"As a journalist who has lived and worked in the United States, the horror of death row is one of the issues that never leaves you. The thread of humanity that Human Writes manages to sustain with men and women on death row is a profound contribution to keep alive the hope of life. Capital punishment is now on the retreat in America, but the numbers awaiting their fate are still very considerable. I am very honoured to have become a Patron of Human Writes and will hope to do my best to put my shoulder to the wheel".
Jon Snow Broadcaster and journalist, Patron, Human Writes

"In such an inhuman system small moments of human contact make a big difference. That's why I support Human Writes and why I would encourage you to do the same."
Gary Younge, Author and US-based feature writer for the Guardian, Patron, Human Writes

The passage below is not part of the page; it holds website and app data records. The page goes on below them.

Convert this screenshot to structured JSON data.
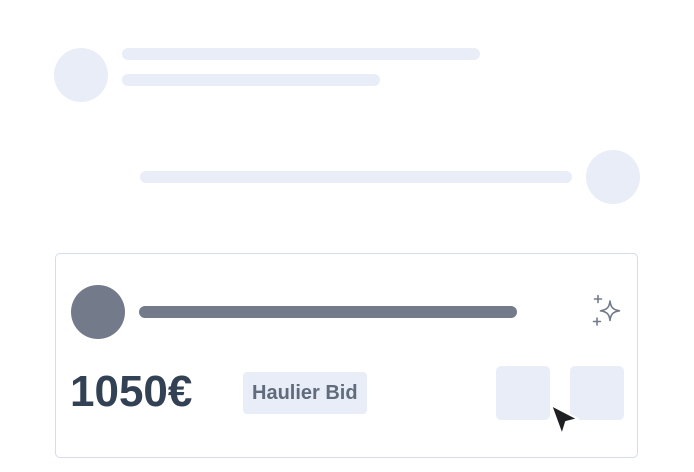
{
  "messages": [
    {
      "type": "skeleton",
      "side": "left"
    },
    {
      "type": "skeleton",
      "side": "right"
    }
  ],
  "bid_card": {
    "price": "1050€",
    "tag_label": "Haulier Bid",
    "action_icon": "sparkles-icon",
    "pointer_icon": "cursor-arrow-icon"
  },
  "colors": {
    "skeleton": "#e9edf7",
    "skeleton_dark": "#737b8a",
    "price_text": "#334155",
    "tag_text": "#606b7e",
    "card_border": "#d5dcee"
  }
}
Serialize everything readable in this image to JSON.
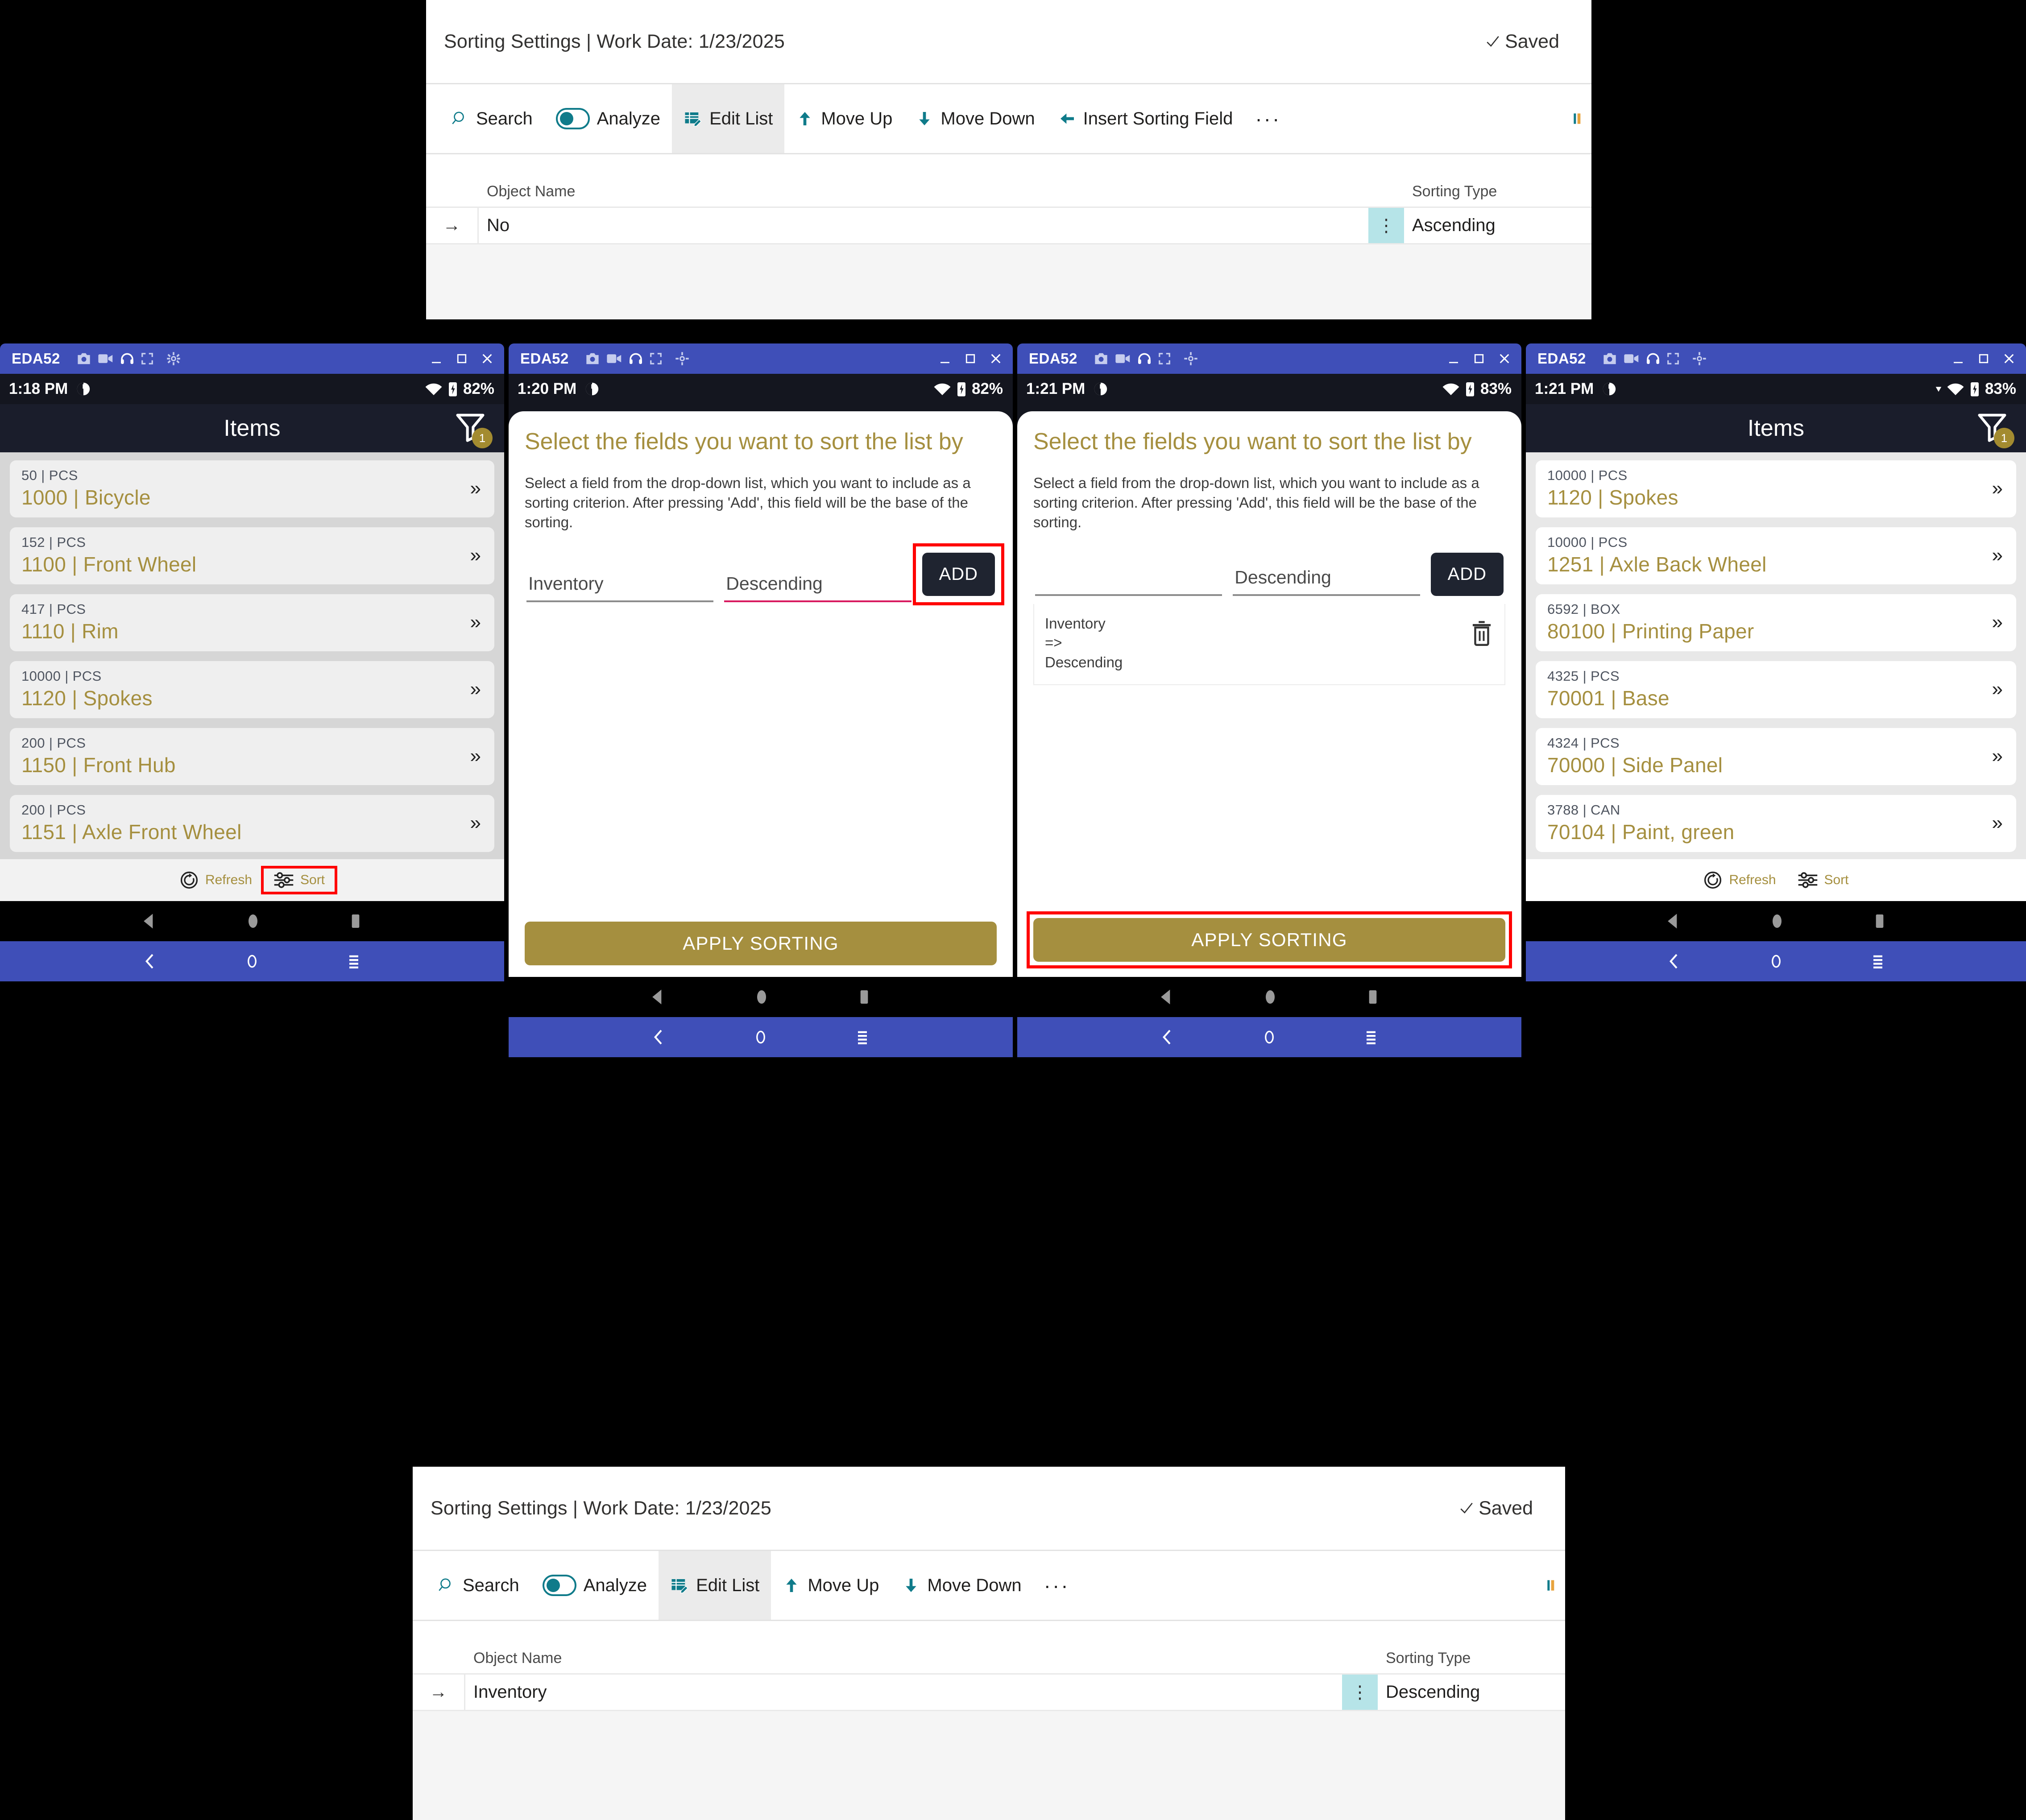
{
  "bc_top": {
    "title": "Sorting Settings | Work Date: 1/23/2025",
    "saved_label": "Saved",
    "ribbon": {
      "search": "Search",
      "analyze": "Analyze",
      "edit_list": "Edit List",
      "move_up": "Move Up",
      "move_down": "Move Down",
      "insert_sorting_field": "Insert Sorting Field",
      "overflow": "···"
    },
    "columns": {
      "object_name": "Object Name",
      "sorting_type": "Sorting Type"
    },
    "row": {
      "object_name": "No",
      "sorting_type": "Ascending",
      "row_arrow": "→"
    }
  },
  "bc_bottom": {
    "title": "Sorting Settings | Work Date: 1/23/2025",
    "saved_label": "Saved",
    "ribbon": {
      "search": "Search",
      "analyze": "Analyze",
      "edit_list": "Edit List",
      "move_up": "Move Up",
      "move_down": "Move Down",
      "overflow": "···"
    },
    "columns": {
      "object_name": "Object Name",
      "sorting_type": "Sorting Type"
    },
    "row": {
      "object_name": "Inventory",
      "sorting_type": "Descending",
      "row_arrow": "→"
    }
  },
  "colors": {
    "window_blue": "#3f4fb8",
    "status_dark": "#14161f",
    "gold": "#a58f3f",
    "teal": "#0f7b8a",
    "highlight_red": "#ff0000",
    "dots_cell": "#b6e4e8",
    "add_button": "#1f2430",
    "active_underline": "#d81b60"
  },
  "phones": [
    {
      "window": {
        "app_name": "EDA52"
      },
      "status": {
        "time": "1:18 PM",
        "battery": "82%"
      },
      "app_header": {
        "title": "Items",
        "filter_badge": "1"
      },
      "items": [
        {
          "qty": "50 | PCS",
          "name": "1000 | Bicycle"
        },
        {
          "qty": "152 | PCS",
          "name": "1100 | Front Wheel"
        },
        {
          "qty": "417 | PCS",
          "name": "1110 | Rim"
        },
        {
          "qty": "10000 | PCS",
          "name": "1120 | Spokes"
        },
        {
          "qty": "200 | PCS",
          "name": "1150 | Front Hub"
        },
        {
          "qty": "200 | PCS",
          "name": "1151 | Axle Front Wheel"
        }
      ],
      "actions": {
        "refresh": "Refresh",
        "sort": "Sort"
      }
    },
    {
      "window": {
        "app_name": "EDA52"
      },
      "status": {
        "time": "1:20 PM",
        "battery": "82%"
      },
      "sheet": {
        "title": "Select the fields you want to sort the list by",
        "description": "Select a field from the drop-down list, which you want to include as a sorting criterion. After pressing 'Add', this field will be the base of the sorting.",
        "field_value": "Inventory",
        "direction_value": "Descending",
        "add_label": "ADD",
        "apply_label": "APPLY SORTING"
      }
    },
    {
      "window": {
        "app_name": "EDA52"
      },
      "status": {
        "time": "1:21 PM",
        "battery": "83%"
      },
      "sheet": {
        "title": "Select the fields you want to sort the list by",
        "description": "Select a field from the drop-down list, which you want to include as a sorting criterion. After pressing 'Add', this field will be the base of the sorting.",
        "field_value": "",
        "direction_value": "Descending",
        "add_label": "ADD",
        "criterion": "Inventory\n=>\nDescending",
        "apply_label": "APPLY SORTING"
      }
    },
    {
      "window": {
        "app_name": "EDA52"
      },
      "status": {
        "time": "1:21 PM",
        "battery": "83%"
      },
      "app_header": {
        "title": "Items",
        "filter_badge": "1"
      },
      "items": [
        {
          "qty": "10000 | PCS",
          "name": "1120 | Spokes"
        },
        {
          "qty": "10000 | PCS",
          "name": "1251 | Axle Back Wheel"
        },
        {
          "qty": "6592 | BOX",
          "name": "80100 | Printing Paper"
        },
        {
          "qty": "4325 | PCS",
          "name": "70001 | Base"
        },
        {
          "qty": "4324 | PCS",
          "name": "70000 | Side Panel"
        },
        {
          "qty": "3788 | CAN",
          "name": "70104 | Paint, green"
        }
      ],
      "actions": {
        "refresh": "Refresh",
        "sort": "Sort"
      }
    }
  ]
}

"I know what it is like to live in a cell for decades and feel that the whole world hates you. I never expected to be able to live again as a contributing member of a community. Prison life was precarious and unpredictable but I met people who worked there who wanted to help me and people like me - and I'm lucky that I live in a society graceful enough to offer me a second chance. At least I had hope. Hope for many of the people supported by Human Writes has all but been extinguished. Letters to people on Death Row let them know that however low they may have fallen, they are still human beings. They still have value and are worth caring about and letters might just help to keep hope alive. That is why I am honoured to have been invited to be a patron."
Erwin James, author and Guardian columnist, Patron, Human Writes